-- Entries provided --
·····
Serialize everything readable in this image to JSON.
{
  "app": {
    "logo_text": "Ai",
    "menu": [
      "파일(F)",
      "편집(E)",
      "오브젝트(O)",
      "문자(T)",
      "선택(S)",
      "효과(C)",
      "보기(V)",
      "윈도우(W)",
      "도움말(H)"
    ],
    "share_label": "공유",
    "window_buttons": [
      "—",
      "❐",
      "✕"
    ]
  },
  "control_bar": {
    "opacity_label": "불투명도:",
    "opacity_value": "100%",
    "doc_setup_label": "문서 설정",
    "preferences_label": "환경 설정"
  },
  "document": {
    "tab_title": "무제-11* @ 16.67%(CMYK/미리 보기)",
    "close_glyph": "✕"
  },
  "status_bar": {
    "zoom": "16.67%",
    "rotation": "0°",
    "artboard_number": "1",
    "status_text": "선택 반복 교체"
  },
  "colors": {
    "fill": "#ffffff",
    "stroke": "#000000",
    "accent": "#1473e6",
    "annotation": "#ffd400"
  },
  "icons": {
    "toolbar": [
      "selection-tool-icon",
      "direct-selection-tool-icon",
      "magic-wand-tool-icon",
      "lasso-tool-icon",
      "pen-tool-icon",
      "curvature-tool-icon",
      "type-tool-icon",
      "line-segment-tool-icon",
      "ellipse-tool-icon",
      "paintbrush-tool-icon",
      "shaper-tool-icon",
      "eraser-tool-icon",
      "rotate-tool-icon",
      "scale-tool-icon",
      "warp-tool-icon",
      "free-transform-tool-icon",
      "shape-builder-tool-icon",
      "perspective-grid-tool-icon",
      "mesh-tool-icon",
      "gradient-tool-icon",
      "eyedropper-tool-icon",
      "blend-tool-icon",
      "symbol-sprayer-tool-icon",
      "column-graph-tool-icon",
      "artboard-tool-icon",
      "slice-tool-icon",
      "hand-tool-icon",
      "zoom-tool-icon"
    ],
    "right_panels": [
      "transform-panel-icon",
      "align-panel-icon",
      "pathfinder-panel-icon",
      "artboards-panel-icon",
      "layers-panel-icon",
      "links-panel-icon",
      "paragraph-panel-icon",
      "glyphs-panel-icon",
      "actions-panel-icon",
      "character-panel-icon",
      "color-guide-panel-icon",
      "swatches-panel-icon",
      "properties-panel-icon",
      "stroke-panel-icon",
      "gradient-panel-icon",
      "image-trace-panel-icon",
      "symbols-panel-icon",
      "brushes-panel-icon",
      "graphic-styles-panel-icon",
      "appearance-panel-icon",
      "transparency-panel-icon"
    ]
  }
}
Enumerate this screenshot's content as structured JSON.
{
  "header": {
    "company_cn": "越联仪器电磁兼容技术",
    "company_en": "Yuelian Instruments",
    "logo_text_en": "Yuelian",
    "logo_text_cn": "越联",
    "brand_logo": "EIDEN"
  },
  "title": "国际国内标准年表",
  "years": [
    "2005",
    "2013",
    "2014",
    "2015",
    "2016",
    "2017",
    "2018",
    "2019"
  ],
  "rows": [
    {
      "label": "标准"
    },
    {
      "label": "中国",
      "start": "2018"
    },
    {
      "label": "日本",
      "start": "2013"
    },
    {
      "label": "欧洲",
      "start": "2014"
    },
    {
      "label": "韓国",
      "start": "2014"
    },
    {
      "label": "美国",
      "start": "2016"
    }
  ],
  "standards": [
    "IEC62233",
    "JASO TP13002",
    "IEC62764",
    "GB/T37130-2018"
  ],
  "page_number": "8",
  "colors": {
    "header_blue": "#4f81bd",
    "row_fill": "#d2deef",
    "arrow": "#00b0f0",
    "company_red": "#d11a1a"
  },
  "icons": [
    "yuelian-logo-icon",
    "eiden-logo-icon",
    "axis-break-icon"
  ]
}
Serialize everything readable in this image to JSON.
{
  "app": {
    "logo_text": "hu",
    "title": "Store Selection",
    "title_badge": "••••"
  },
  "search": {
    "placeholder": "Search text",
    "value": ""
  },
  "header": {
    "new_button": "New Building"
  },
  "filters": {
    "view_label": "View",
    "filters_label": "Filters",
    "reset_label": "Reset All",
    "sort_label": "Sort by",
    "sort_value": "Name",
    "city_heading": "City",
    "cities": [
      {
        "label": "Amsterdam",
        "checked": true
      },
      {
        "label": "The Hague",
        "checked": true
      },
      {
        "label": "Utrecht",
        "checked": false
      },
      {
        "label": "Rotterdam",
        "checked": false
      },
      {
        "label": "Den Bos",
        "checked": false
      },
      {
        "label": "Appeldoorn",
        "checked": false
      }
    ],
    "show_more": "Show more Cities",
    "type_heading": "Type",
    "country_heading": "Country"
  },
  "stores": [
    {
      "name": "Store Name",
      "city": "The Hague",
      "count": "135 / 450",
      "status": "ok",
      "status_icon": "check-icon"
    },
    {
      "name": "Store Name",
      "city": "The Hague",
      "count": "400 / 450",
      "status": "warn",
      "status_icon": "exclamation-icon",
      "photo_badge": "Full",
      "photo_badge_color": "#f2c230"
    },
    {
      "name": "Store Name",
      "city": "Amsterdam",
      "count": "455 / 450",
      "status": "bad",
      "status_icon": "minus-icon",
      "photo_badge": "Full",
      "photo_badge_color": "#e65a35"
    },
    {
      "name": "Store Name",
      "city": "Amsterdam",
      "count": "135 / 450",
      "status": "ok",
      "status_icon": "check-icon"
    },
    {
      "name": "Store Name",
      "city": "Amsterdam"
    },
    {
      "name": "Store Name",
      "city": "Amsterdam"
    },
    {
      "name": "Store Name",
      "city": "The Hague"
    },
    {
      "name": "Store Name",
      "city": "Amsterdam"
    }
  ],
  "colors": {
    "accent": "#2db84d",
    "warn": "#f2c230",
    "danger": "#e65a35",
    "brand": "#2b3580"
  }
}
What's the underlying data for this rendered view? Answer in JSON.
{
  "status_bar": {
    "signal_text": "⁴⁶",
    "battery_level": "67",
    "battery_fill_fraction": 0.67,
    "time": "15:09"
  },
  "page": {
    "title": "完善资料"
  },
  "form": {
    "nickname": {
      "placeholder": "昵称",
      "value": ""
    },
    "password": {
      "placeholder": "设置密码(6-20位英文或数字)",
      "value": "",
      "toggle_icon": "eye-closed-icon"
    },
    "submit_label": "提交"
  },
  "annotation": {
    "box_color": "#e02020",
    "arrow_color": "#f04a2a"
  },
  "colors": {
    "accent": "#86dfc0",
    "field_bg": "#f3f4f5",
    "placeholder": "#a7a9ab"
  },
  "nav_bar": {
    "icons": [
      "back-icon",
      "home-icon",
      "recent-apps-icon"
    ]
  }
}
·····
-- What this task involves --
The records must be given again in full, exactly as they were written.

-- Result of the exercise --
Serialize everything readable in this image to JSON.
{
  "app": {
    "logo_text": "Ai",
    "menu": [
      "파일(F)",
      "편집(E)",
      "오브젝트(O)",
      "문자(T)",
      "선택(S)",
      "효과(C)",
      "보기(V)",
      "윈도우(W)",
      "도움말(H)"
    ],
    "share_label": "공유",
    "window_buttons": [
      "—",
      "❐",
      "✕"
    ]
  },
  "control_bar": {
    "opacity_label": "불투명도:",
    "opacity_value": "100%",
    "doc_setup_label": "문서 설정",
    "preferences_label": "환경 설정"
  },
  "document": {
    "tab_title": "무제-11* @ 16.67%(CMYK/미리 보기)",
    "close_glyph": "✕"
  },
  "status_bar": {
    "zoom": "16.67%",
    "rotation": "0°",
    "artboard_number": "1",
    "status_text": "선택 반복 교체"
  },
  "colors": {
    "fill": "#ffffff",
    "stroke": "#000000",
    "accent": "#1473e6",
    "annotation": "#ffd400"
  },
  "icons": {
    "toolbar": [
      "selection-tool-icon",
      "direct-selection-tool-icon",
      "magic-wand-tool-icon",
      "lasso-tool-icon",
      "pen-tool-icon",
      "curvature-tool-icon",
      "type-tool-icon",
      "line-segment-tool-icon",
      "ellipse-tool-icon",
      "paintbrush-tool-icon",
      "shaper-tool-icon",
      "eraser-tool-icon",
      "rotate-tool-icon",
      "scale-tool-icon",
      "warp-tool-icon",
      "free-transform-tool-icon",
      "shape-builder-tool-icon",
      "perspective-grid-tool-icon",
      "mesh-tool-icon",
      "gradient-tool-icon",
      "eyedropper-tool-icon",
      "blend-tool-icon",
      "symbol-sprayer-tool-icon",
      "column-graph-tool-icon",
      "artboard-tool-icon",
      "slice-tool-icon",
      "hand-tool-icon",
      "zoom-tool-icon"
    ],
    "right_panels": [
      "transform-panel-icon",
      "align-panel-icon",
      "pathfinder-panel-icon",
      "artboards-panel-icon",
      "layers-panel-icon",
      "links-panel-icon",
      "paragraph-panel-icon",
      "glyphs-panel-icon",
      "actions-panel-icon",
      "character-panel-icon",
      "color-guide-panel-icon",
      "swatches-panel-icon",
      "properties-panel-icon",
      "stroke-panel-icon",
      "gradient-panel-icon",
      "image-trace-panel-icon",
      "symbols-panel-icon",
      "brushes-panel-icon",
      "graphic-styles-panel-icon",
      "appearance-panel-icon",
      "transparency-panel-icon"
    ]
  }
}
Enumerate this screenshot's content as structured JSON.
{
  "header": {
    "company_cn": "越联仪器电磁兼容技术",
    "company_en": "Yuelian Instruments",
    "logo_text_en": "Yuelian",
    "logo_text_cn": "越联",
    "brand_logo": "EIDEN"
  },
  "title": "国际国内标准年表",
  "years": [
    "2005",
    "2013",
    "2014",
    "2015",
    "2016",
    "2017",
    "2018",
    "2019"
  ],
  "rows": [
    {
      "label": "标准"
    },
    {
      "label": "中国",
      "start": "2018"
    },
    {
      "label": "日本",
      "start": "2013"
    },
    {
      "label": "欧洲",
      "start": "2014"
    },
    {
      "label": "韓国",
      "start": "2014"
    },
    {
      "label": "美国",
      "start": "2016"
    }
  ],
  "standards": [
    "IEC62233",
    "JASO TP13002",
    "IEC62764",
    "GB/T37130-2018"
  ],
  "page_number": "8",
  "colors": {
    "header_blue": "#4f81bd",
    "row_fill": "#d2deef",
    "arrow": "#00b0f0",
    "company_red": "#d11a1a"
  },
  "icons": [
    "yuelian-logo-icon",
    "eiden-logo-icon",
    "axis-break-icon"
  ]
}
Serialize everything readable in this image to JSON.
{
  "app": {
    "logo_text": "hu",
    "title": "Store Selection",
    "title_badge": "••••"
  },
  "search": {
    "placeholder": "Search text",
    "value": ""
  },
  "header": {
    "new_button": "New Building"
  },
  "filters": {
    "view_label": "View",
    "filters_label": "Filters",
    "reset_label": "Reset All",
    "sort_label": "Sort by",
    "sort_value": "Name",
    "city_heading": "City",
    "cities": [
      {
        "label": "Amsterdam",
        "checked": true
      },
      {
        "label": "The Hague",
        "checked": true
      },
      {
        "label": "Utrecht",
        "checked": false
      },
      {
        "label": "Rotterdam",
        "checked": false
      },
      {
        "label": "Den Bos",
        "checked": false
      },
      {
        "label": "Appeldoorn",
        "checked": false
      }
    ],
    "show_more": "Show more Cities",
    "type_heading": "Type",
    "country_heading": "Country"
  },
  "stores": [
    {
      "name": "Store Name",
      "city": "The Hague",
      "count": "135 / 450",
      "status": "ok",
      "status_icon": "check-icon"
    },
    {
      "name": "Store Name",
      "city": "The Hague",
      "count": "400 / 450",
      "status": "warn",
      "status_icon": "exclamation-icon",
      "photo_badge": "Full",
      "photo_badge_color": "#f2c230"
    },
    {
      "name": "Store Name",
      "city": "Amsterdam",
      "count": "455 / 450",
      "status": "bad",
      "status_icon": "minus-icon",
      "photo_badge": "Full",
      "photo_badge_color": "#e65a35"
    },
    {
      "name": "Store Name",
      "city": "Amsterdam",
      "count": "135 / 450",
      "status": "ok",
      "status_icon": "check-icon"
    },
    {
      "name": "Store Name",
      "city": "Amsterdam"
    },
    {
      "name": "Store Name",
      "city": "Amsterdam"
    },
    {
      "name": "Store Name",
      "city": "The Hague"
    },
    {
      "name": "Store Name",
      "city": "Amsterdam"
    }
  ],
  "colors": {
    "accent": "#2db84d",
    "warn": "#f2c230",
    "danger": "#e65a35",
    "brand": "#2b3580"
  }
}
What's the underlying data for this rendered view? Answer in JSON.
{
  "status_bar": {
    "signal_text": "⁴⁶",
    "battery_level": "67",
    "battery_fill_fraction": 0.67,
    "time": "15:09"
  },
  "page": {
    "title": "完善资料"
  },
  "form": {
    "nickname": {
      "placeholder": "昵称",
      "value": ""
    },
    "password": {
      "placeholder": "设置密码(6-20位英文或数字)",
      "value": "",
      "toggle_icon": "eye-closed-icon"
    },
    "submit_label": "提交"
  },
  "annotation": {
    "box_color": "#e02020",
    "arrow_color": "#f04a2a"
  },
  "colors": {
    "accent": "#86dfc0",
    "field_bg": "#f3f4f5",
    "placeholder": "#a7a9ab"
  },
  "nav_bar": {
    "icons": [
      "back-icon",
      "home-icon",
      "recent-apps-icon"
    ]
  }
}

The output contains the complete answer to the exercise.